(Problem details):
What you should output is the data below, unchanged in every character.

(Records provided):
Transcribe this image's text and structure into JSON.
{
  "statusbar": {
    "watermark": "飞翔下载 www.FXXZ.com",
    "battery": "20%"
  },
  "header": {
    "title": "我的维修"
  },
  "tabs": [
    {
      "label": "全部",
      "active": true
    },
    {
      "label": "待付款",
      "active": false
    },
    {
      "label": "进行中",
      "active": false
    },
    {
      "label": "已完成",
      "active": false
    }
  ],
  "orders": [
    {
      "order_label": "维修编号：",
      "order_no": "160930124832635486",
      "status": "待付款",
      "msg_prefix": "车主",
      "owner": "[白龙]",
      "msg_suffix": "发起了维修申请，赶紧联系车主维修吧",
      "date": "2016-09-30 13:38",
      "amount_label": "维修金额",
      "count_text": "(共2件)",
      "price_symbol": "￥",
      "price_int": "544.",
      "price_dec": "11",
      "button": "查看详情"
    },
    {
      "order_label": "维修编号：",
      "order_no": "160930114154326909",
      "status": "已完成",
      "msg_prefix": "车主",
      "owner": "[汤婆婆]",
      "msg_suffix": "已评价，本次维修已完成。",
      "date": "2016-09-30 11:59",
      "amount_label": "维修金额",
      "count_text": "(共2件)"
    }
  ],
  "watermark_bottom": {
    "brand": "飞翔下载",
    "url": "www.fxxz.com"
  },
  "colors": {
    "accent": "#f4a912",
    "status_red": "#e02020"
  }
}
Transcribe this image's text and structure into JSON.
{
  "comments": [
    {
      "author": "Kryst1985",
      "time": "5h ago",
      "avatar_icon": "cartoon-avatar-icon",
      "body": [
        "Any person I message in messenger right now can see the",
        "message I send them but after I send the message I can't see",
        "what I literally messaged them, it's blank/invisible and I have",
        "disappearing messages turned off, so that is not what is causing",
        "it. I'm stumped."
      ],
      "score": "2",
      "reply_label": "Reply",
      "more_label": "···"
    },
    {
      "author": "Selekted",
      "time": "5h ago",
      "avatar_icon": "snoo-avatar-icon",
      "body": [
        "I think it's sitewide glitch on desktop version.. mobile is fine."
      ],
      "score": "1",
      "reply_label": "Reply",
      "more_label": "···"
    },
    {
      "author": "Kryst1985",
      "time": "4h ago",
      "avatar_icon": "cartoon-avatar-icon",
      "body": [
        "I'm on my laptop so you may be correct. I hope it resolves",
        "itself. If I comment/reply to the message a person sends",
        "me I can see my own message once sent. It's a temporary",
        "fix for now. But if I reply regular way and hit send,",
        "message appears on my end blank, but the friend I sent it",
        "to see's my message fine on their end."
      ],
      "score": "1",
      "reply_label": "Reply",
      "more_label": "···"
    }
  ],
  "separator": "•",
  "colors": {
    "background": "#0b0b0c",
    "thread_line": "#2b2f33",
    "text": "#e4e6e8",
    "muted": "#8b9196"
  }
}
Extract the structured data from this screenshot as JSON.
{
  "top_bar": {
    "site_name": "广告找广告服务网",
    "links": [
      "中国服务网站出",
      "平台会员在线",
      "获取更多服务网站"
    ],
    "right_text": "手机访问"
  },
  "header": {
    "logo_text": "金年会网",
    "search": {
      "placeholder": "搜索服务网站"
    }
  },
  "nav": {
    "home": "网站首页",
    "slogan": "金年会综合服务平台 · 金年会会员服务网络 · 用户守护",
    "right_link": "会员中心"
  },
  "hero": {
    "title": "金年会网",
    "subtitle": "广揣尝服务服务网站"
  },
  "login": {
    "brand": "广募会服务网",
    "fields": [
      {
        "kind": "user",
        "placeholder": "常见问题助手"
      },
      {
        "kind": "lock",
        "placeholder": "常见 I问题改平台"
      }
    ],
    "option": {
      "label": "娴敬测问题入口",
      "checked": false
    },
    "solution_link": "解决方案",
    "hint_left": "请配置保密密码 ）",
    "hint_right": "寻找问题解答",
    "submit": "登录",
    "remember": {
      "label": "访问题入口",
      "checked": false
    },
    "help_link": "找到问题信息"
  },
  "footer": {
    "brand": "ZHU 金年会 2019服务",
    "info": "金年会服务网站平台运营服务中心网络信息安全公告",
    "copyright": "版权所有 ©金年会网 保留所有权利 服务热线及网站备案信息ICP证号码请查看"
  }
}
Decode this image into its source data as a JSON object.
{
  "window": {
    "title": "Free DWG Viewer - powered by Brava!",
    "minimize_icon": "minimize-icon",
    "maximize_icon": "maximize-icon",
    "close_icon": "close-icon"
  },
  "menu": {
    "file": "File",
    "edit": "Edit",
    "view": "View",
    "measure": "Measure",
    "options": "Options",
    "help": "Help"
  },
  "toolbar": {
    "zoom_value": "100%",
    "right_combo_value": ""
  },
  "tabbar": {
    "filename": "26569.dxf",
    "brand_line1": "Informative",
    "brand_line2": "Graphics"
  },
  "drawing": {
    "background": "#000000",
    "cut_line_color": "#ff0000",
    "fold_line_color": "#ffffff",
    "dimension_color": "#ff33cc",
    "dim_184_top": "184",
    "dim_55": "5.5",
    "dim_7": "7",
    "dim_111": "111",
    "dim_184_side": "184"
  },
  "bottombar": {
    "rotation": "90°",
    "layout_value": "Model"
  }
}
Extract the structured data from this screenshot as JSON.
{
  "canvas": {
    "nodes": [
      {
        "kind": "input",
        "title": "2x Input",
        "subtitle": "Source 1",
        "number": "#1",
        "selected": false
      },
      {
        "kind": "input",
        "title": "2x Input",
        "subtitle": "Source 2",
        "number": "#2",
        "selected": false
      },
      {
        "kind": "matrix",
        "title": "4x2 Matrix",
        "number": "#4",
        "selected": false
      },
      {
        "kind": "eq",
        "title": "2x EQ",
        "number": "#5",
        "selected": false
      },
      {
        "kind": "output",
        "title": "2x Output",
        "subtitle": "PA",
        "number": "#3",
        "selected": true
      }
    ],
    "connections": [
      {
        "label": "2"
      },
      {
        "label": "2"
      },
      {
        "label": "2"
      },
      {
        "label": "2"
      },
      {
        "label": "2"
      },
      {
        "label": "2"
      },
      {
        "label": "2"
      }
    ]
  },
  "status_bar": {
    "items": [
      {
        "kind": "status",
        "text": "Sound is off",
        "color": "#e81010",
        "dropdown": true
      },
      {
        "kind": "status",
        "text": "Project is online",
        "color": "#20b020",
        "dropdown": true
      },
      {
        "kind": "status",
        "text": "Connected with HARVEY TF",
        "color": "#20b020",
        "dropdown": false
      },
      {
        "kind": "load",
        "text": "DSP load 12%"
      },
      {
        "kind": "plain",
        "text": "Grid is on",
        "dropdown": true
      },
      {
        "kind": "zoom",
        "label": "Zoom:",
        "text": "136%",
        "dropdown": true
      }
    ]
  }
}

(Reply to the exercise):
Transcribe this image's text and structure into JSON.
{
  "statusbar": {
    "watermark": "飞翔下载 www.FXXZ.com",
    "battery": "20%"
  },
  "header": {
    "title": "我的维修"
  },
  "tabs": [
    {
      "label": "全部",
      "active": true
    },
    {
      "label": "待付款",
      "active": false
    },
    {
      "label": "进行中",
      "active": false
    },
    {
      "label": "已完成",
      "active": false
    }
  ],
  "orders": [
    {
      "order_label": "维修编号：",
      "order_no": "160930124832635486",
      "status": "待付款",
      "msg_prefix": "车主",
      "owner": "[白龙]",
      "msg_suffix": "发起了维修申请，赶紧联系车主维修吧",
      "date": "2016-09-30 13:38",
      "amount_label": "维修金额",
      "count_text": "(共2件)",
      "price_symbol": "￥",
      "price_int": "544.",
      "price_dec": "11",
      "button": "查看详情"
    },
    {
      "order_label": "维修编号：",
      "order_no": "160930114154326909",
      "status": "已完成",
      "msg_prefix": "车主",
      "owner": "[汤婆婆]",
      "msg_suffix": "已评价，本次维修已完成。",
      "date": "2016-09-30 11:59",
      "amount_label": "维修金额",
      "count_text": "(共2件)"
    }
  ],
  "watermark_bottom": {
    "brand": "飞翔下载",
    "url": "www.fxxz.com"
  },
  "colors": {
    "accent": "#f4a912",
    "status_red": "#e02020"
  }
}
Transcribe this image's text and structure into JSON.
{
  "comments": [
    {
      "author": "Kryst1985",
      "time": "5h ago",
      "avatar_icon": "cartoon-avatar-icon",
      "body": [
        "Any person I message in messenger right now can see the",
        "message I send them but after I send the message I can't see",
        "what I literally messaged them, it's blank/invisible and I have",
        "disappearing messages turned off, so that is not what is causing",
        "it. I'm stumped."
      ],
      "score": "2",
      "reply_label": "Reply",
      "more_label": "···"
    },
    {
      "author": "Selekted",
      "time": "5h ago",
      "avatar_icon": "snoo-avatar-icon",
      "body": [
        "I think it's sitewide glitch on desktop version.. mobile is fine."
      ],
      "score": "1",
      "reply_label": "Reply",
      "more_label": "···"
    },
    {
      "author": "Kryst1985",
      "time": "4h ago",
      "avatar_icon": "cartoon-avatar-icon",
      "body": [
        "I'm on my laptop so you may be correct. I hope it resolves",
        "itself. If I comment/reply to the message a person sends",
        "me I can see my own message once sent. It's a temporary",
        "fix for now. But if I reply regular way and hit send,",
        "message appears on my end blank, but the friend I sent it",
        "to see's my message fine on their end."
      ],
      "score": "1",
      "reply_label": "Reply",
      "more_label": "···"
    }
  ],
  "separator": "•",
  "colors": {
    "background": "#0b0b0c",
    "thread_line": "#2b2f33",
    "text": "#e4e6e8",
    "muted": "#8b9196"
  }
}
Extract the structured data from this screenshot as JSON.
{
  "top_bar": {
    "site_name": "广告找广告服务网",
    "links": [
      "中国服务网站出",
      "平台会员在线",
      "获取更多服务网站"
    ],
    "right_text": "手机访问"
  },
  "header": {
    "logo_text": "金年会网",
    "search": {
      "placeholder": "搜索服务网站"
    }
  },
  "nav": {
    "home": "网站首页",
    "slogan": "金年会综合服务平台 · 金年会会员服务网络 · 用户守护",
    "right_link": "会员中心"
  },
  "hero": {
    "title": "金年会网",
    "subtitle": "广揣尝服务服务网站"
  },
  "login": {
    "brand": "广募会服务网",
    "fields": [
      {
        "kind": "user",
        "placeholder": "常见问题助手"
      },
      {
        "kind": "lock",
        "placeholder": "常见 I问题改平台"
      }
    ],
    "option": {
      "label": "娴敬测问题入口",
      "checked": false
    },
    "solution_link": "解决方案",
    "hint_left": "请配置保密密码 ）",
    "hint_right": "寻找问题解答",
    "submit": "登录",
    "remember": {
      "label": "访问题入口",
      "checked": false
    },
    "help_link": "找到问题信息"
  },
  "footer": {
    "brand": "ZHU 金年会 2019服务",
    "info": "金年会服务网站平台运营服务中心网络信息安全公告",
    "copyright": "版权所有 ©金年会网 保留所有权利 服务热线及网站备案信息ICP证号码请查看"
  }
}
Decode this image into its source data as a JSON object.
{
  "window": {
    "title": "Free DWG Viewer - powered by Brava!",
    "minimize_icon": "minimize-icon",
    "maximize_icon": "maximize-icon",
    "close_icon": "close-icon"
  },
  "menu": {
    "file": "File",
    "edit": "Edit",
    "view": "View",
    "measure": "Measure",
    "options": "Options",
    "help": "Help"
  },
  "toolbar": {
    "zoom_value": "100%",
    "right_combo_value": ""
  },
  "tabbar": {
    "filename": "26569.dxf",
    "brand_line1": "Informative",
    "brand_line2": "Graphics"
  },
  "drawing": {
    "background": "#000000",
    "cut_line_color": "#ff0000",
    "fold_line_color": "#ffffff",
    "dimension_color": "#ff33cc",
    "dim_184_top": "184",
    "dim_55": "5.5",
    "dim_7": "7",
    "dim_111": "111",
    "dim_184_side": "184"
  },
  "bottombar": {
    "rotation": "90°",
    "layout_value": "Model"
  }
}
Extract the structured data from this screenshot as JSON.
{
  "canvas": {
    "nodes": [
      {
        "kind": "input",
        "title": "2x Input",
        "subtitle": "Source 1",
        "number": "#1",
        "selected": false
      },
      {
        "kind": "input",
        "title": "2x Input",
        "subtitle": "Source 2",
        "number": "#2",
        "selected": false
      },
      {
        "kind": "matrix",
        "title": "4x2 Matrix",
        "number": "#4",
        "selected": false
      },
      {
        "kind": "eq",
        "title": "2x EQ",
        "number": "#5",
        "selected": false
      },
      {
        "kind": "output",
        "title": "2x Output",
        "subtitle": "PA",
        "number": "#3",
        "selected": true
      }
    ],
    "connections": [
      {
        "label": "2"
      },
      {
        "label": "2"
      },
      {
        "label": "2"
      },
      {
        "label": "2"
      },
      {
        "label": "2"
      },
      {
        "label": "2"
      },
      {
        "label": "2"
      }
    ]
  },
  "status_bar": {
    "items": [
      {
        "kind": "status",
        "text": "Sound is off",
        "color": "#e81010",
        "dropdown": true
      },
      {
        "kind": "status",
        "text": "Project is online",
        "color": "#20b020",
        "dropdown": true
      },
      {
        "kind": "status",
        "text": "Connected with HARVEY TF",
        "color": "#20b020",
        "dropdown": false
      },
      {
        "kind": "load",
        "text": "DSP load 12%"
      },
      {
        "kind": "plain",
        "text": "Grid is on",
        "dropdown": true
      },
      {
        "kind": "zoom",
        "label": "Zoom:",
        "text": "136%",
        "dropdown": true
      }
    ]
  }
}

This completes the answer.